(Data to process)

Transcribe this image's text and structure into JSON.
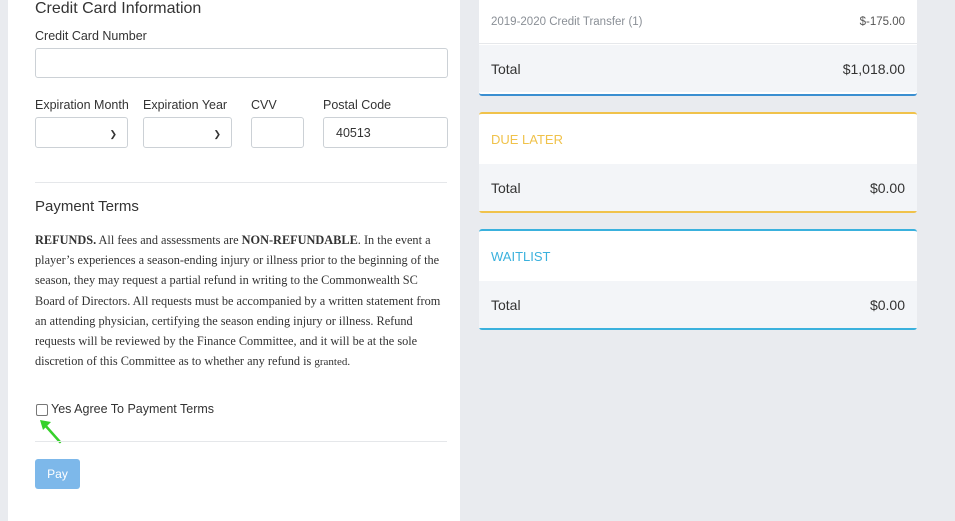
{
  "credit_card": {
    "section_title": "Credit Card Information",
    "card_number_label": "Credit Card Number",
    "card_number_value": "",
    "exp_month_label": "Expiration Month",
    "exp_month_value": "",
    "exp_year_label": "Expiration Year",
    "exp_year_value": "",
    "cvv_label": "CVV",
    "cvv_value": "",
    "postal_label": "Postal Code",
    "postal_value": "40513"
  },
  "payment_terms": {
    "title": "Payment Terms",
    "refunds_lead": "REFUNDS.",
    "text_a": " All fees and assessments are ",
    "non_refundable": "NON-REFUNDABLE",
    "text_b": ". In the event a player’s experiences a season-ending injury or illness prior to the beginning of the season, they may request a partial refund in writing to the Commonwealth SC Board of Directors. All requests must be accompanied by a written statement from an attending physician, certifying the season ending injury or illness. Refund requests will be reviewed by the Finance Committee, and it will be at the sole discretion of this Committee as to whether any refund is ",
    "text_small": "granted.",
    "agree_label": "Yes Agree To Payment Terms",
    "agree_checked": false
  },
  "pay_button": "Pay",
  "summary": {
    "line_item_label": "2019-2020 Credit Transfer (1)",
    "line_item_amount": "$-175.00",
    "total_label": "Total",
    "total_amount": "$1,018.00",
    "due_later": {
      "title": "DUE LATER",
      "total_label": "Total",
      "total_amount": "$0.00",
      "accent": "#f0c24b"
    },
    "waitlist": {
      "title": "WAITLIST",
      "total_label": "Total",
      "total_amount": "$0.00",
      "accent": "#3ab1dd"
    },
    "primary_accent": "#3b8fd1"
  },
  "annotation": {
    "arrow_color": "#36d12b",
    "icon": "green-arrow-icon"
  }
}
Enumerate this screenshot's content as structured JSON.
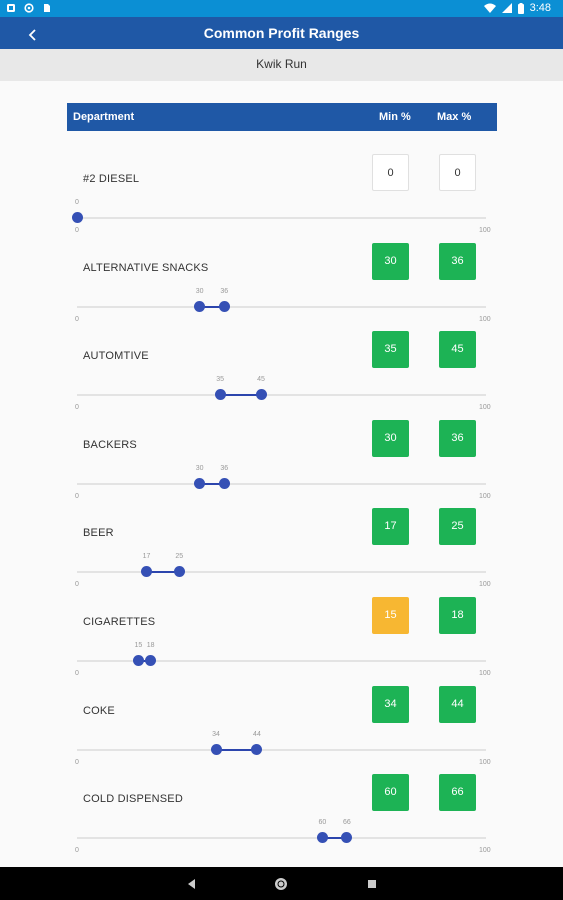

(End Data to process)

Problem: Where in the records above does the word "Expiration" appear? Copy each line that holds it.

Solution to the exercise:
    "exp_month_label": "Expiration Month",
    "exp_year_label": "Expiration Year",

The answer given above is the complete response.